In fact, the crime laws themselves are sort of an example of this, although it's been a decades long and mostly uncontrolled 'trial'. I don't think that the Clintons (or even Regan) set out to ruin people's lives when they were pushing stricter laws -- they lived in an era where crime was spiraling out of control, and they were trying to fix the issues. And in a sense, it worked.. Crime went down drastically. However, there were some highly unfortunate side effects.. And now the Clintons are being demonized, as if it was their nefarious plan to harm communities of color all along.

Anyway, it's tough. Maybe I need to look up some other historical examples where the situation was similar. But how do we go about fixing these issues, when people are so ready to abandon ship at any possible roadblock?
Didn't know that about Bill Gates, interesting.
 

NaCl man

Welcome to Akihabara
I didn't even like that picture. Literally all I commented on was that person's physical appearance, which she (if that is a woman?) absolutely opens herself up to if she's gonna wear a piece of clothing that says fuck an entire race lmao
Exactly right. Makes that person no better than the neo nazi dickhead that was punched.
 

Dankster Morgan

she don’t call me daddy she call me Grandmaster
Exactly right. Makes that person no better than the neo nazi dickhead that was punched.
Yeah I don't see what was so bad about anything I said.

If a nazi prick gets punched in the face, I will laugh at them.

If a fat fucko wears a shirt that says "fuck white people", making fun of their physical appearance is absolutely on the table.
 

Dankster Morgan

she don’t call me daddy she call me Grandmaster
that person is much better then the nazi. she is fighting against white privilege. the nazi is fighting for white supremacy. pretending these 2 are the same undermines how dangerous white supremacy is
"Fuck white people" is different than fighting against white privilege lmao, I don't want white privilege, but I'm not going to say fuck white people cause I'm not an idiot.

Also she will accomplish nothing, I don't see how that will combat white privilege at all. It does nothing to help her goals if they truly are pure.
 

Baconlord

Proud follower of the church of Cetrion
"Fuck white people" is different than fighting against white privilege lmao, I don't want white privilege, but I'm not going to say fuck white people cause I'm not an idiot.

Also she will accomplish nothing, I don't see how that will combat white privilege at all.

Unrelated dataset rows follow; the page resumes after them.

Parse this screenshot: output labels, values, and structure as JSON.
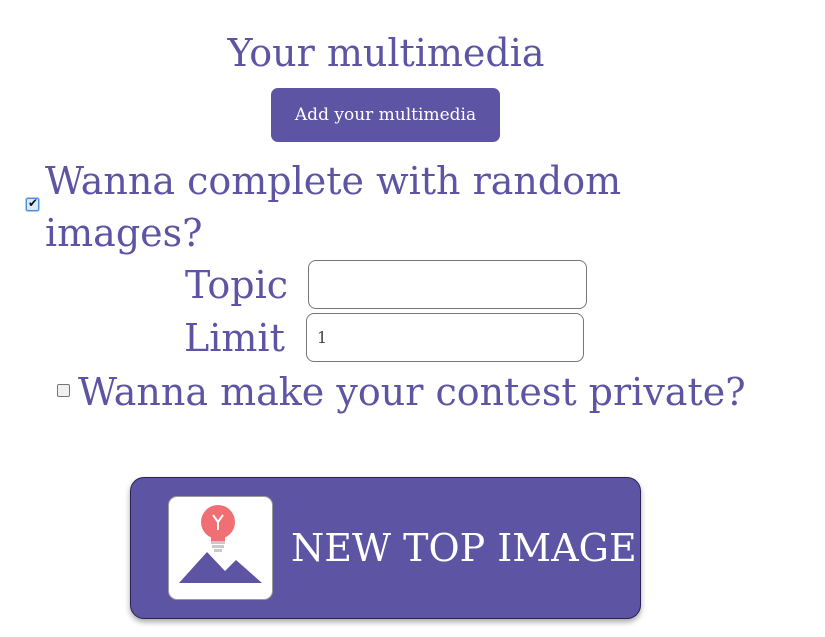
{
  "multimedia": {
    "title": "Your multimedia",
    "add_button_label": "Add your multimedia"
  },
  "random_images": {
    "checked": true,
    "label": "Wanna complete with random images?",
    "topic_label": "Topic",
    "topic_value": "",
    "limit_label": "Limit",
    "limit_value": "1"
  },
  "private_contest": {
    "checked": false,
    "label": "Wanna make your contest private?"
  },
  "new_top_image": {
    "label": "NEW TOP IMAGE",
    "icon": "image-with-lightbulb-icon"
  },
  "colors": {
    "accent": "#5e54a4",
    "button_text": "#ffffff",
    "lightbulb": "#ef6f73"
  }
}
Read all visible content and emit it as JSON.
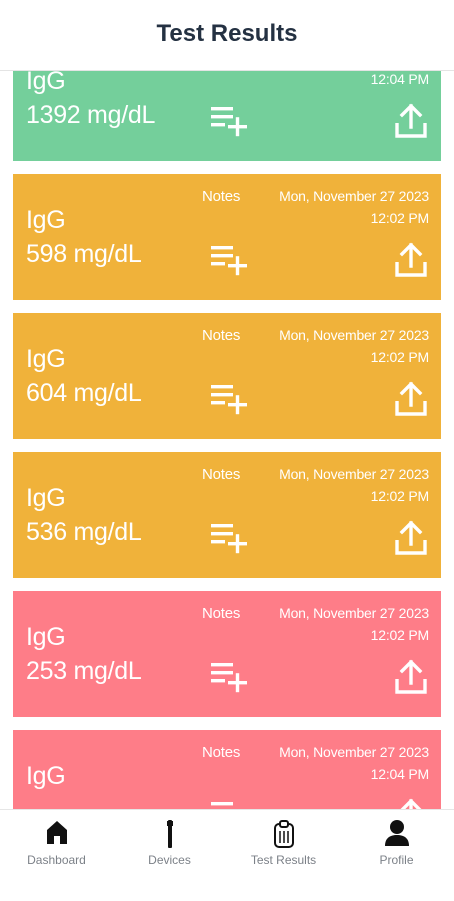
{
  "header": {
    "title": "Test Results"
  },
  "colors": {
    "normal": "#74cf9b",
    "moderate": "#f0b23a",
    "low": "#fe7d88",
    "tab_label": "#7c8188"
  },
  "results": [
    {
      "status": "normal",
      "notes_label": "",
      "date": "",
      "time": "12:04 PM",
      "test": "IgG",
      "value": "1392 mg/dL"
    },
    {
      "status": "moderate",
      "notes_label": "Notes",
      "date": "Mon, November 27 2023",
      "time": "12:02 PM",
      "test": "IgG",
      "value": "598 mg/dL"
    },
    {
      "status": "moderate",
      "notes_label": "Notes",
      "date": "Mon, November 27 2023",
      "time": "12:02 PM",
      "test": "IgG",
      "value": "604 mg/dL"
    },
    {
      "status": "moderate",
      "notes_label": "Notes",
      "date": "Mon, November 27 2023",
      "time": "12:02 PM",
      "test": "IgG",
      "value": "536 mg/dL"
    },
    {
      "status": "low",
      "notes_label": "Notes",
      "date": "Mon, November 27 2023",
      "time": "12:02 PM",
      "test": "IgG",
      "value": "253 mg/dL"
    },
    {
      "status": "low",
      "notes_label": "Notes",
      "date": "Mon, November 27 2023",
      "time": "12:04 PM",
      "test": "IgG",
      "value": ""
    }
  ],
  "card_icons": {
    "add_note": "playlist-add-icon",
    "share": "share-upload-icon"
  },
  "tabs": [
    {
      "label": "Dashboard",
      "icon": "home-icon"
    },
    {
      "label": "Devices",
      "icon": "device-icon"
    },
    {
      "label": "Test Results",
      "icon": "clipboard-icon"
    },
    {
      "label": "Profile",
      "icon": "person-icon"
    }
  ]
}
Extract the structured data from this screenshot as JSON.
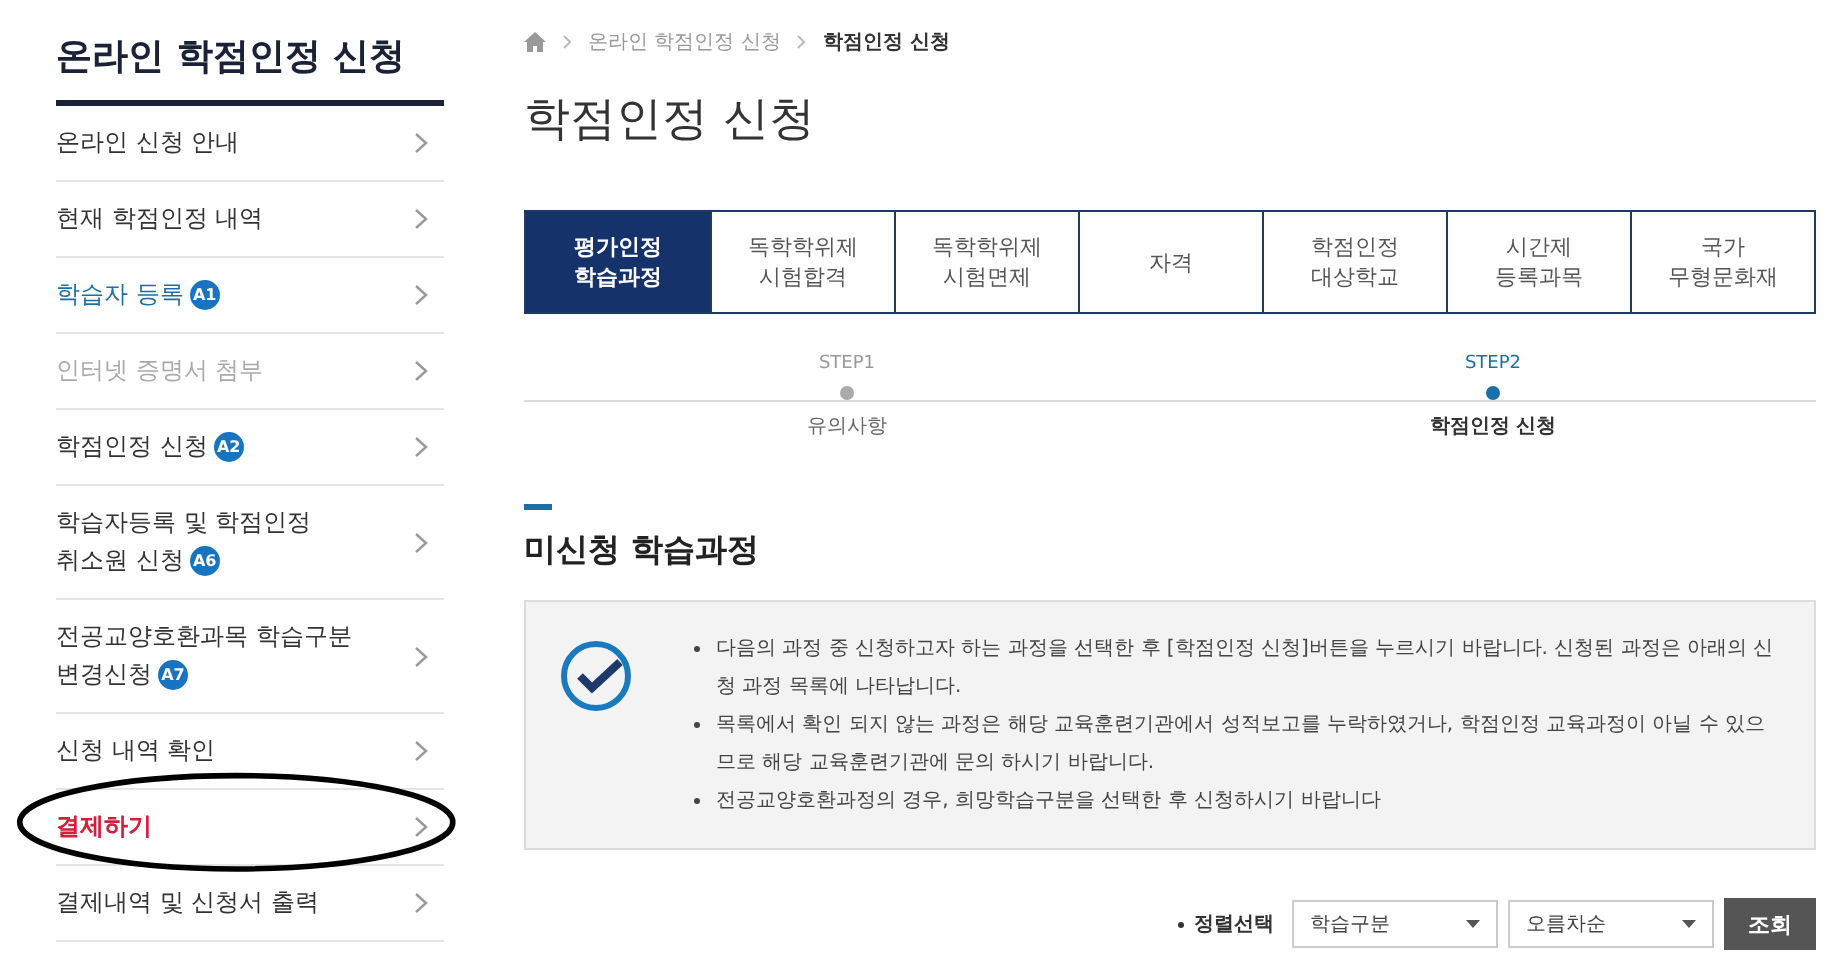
{
  "sidebar": {
    "title": "온라인 학점인정 신청",
    "items": [
      {
        "label": "온라인 신청 안내",
        "kind": "normal"
      },
      {
        "label": "현재 학점인정 내역",
        "kind": "normal"
      },
      {
        "label": "학습자 등록",
        "badge": "A1",
        "kind": "active"
      },
      {
        "label": "인터넷 증명서 첨부",
        "kind": "disabled"
      },
      {
        "label": "학점인정 신청",
        "badge": "A2",
        "kind": "normal"
      },
      {
        "label": "학습자등록 및 학점인정\n취소원 신청",
        "badge": "A6",
        "kind": "normal"
      },
      {
        "label": "전공교양호환과목 학습구분\n변경신청",
        "badge": "A7",
        "kind": "normal"
      },
      {
        "label": "신청 내역 확인",
        "kind": "normal"
      },
      {
        "label": "결제하기",
        "kind": "alert"
      },
      {
        "label": "결제내역 및 신청서 출력",
        "kind": "normal"
      }
    ]
  },
  "breadcrumb": [
    "온라인 학점인정 신청",
    "학점인정 신청"
  ],
  "page_title": "학점인정 신청",
  "tabs": [
    {
      "label": "평가인정\n학습과정",
      "selected": true
    },
    {
      "label": "독학학위제\n시험합격",
      "selected": false
    },
    {
      "label": "독학학위제\n시험면제",
      "selected": false
    },
    {
      "label": "자격",
      "selected": false
    },
    {
      "label": "학점인정\n대상학교",
      "selected": false
    },
    {
      "label": "시간제\n등록과목",
      "selected": false
    },
    {
      "label": "국가\n무형문화재",
      "selected": false
    }
  ],
  "steps": [
    {
      "step": "STEP1",
      "label": "유의사항",
      "selected": false
    },
    {
      "step": "STEP2",
      "label": "학점인정 신청",
      "selected": true
    }
  ],
  "section_title": "미신청 학습과정",
  "notices": [
    "다음의 과정 중 신청하고자 하는 과정을 선택한 후 [학점인정 신청]버튼을 누르시기 바랍니다. 신청된 과정은 아래의 신청 과정 목록에 나타납니다.",
    "목록에서 확인 되지 않는 과정은 해당 교육훈련기관에서 성적보고를 누락하였거나, 학점인정 교육과정이 아닐 수 있으므로 해당 교육훈련기관에 문의 하시기 바랍니다.",
    "전공교양호환과정의 경우, 희망학습구분을 선택한 후 신청하시기 바랍니다"
  ],
  "sort": {
    "label": "정렬선택",
    "selects": [
      "학습구분",
      "오름차순"
    ],
    "button": "조회"
  }
}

It does nothing to help her goals if they truly are pure.
I agree that saying fuck white people does really do anything. in fact it's a harmless statement that doesn't impact white people at all. that is why we should not compare it to what a nazi is doing because his ideology actually causes real harm to people.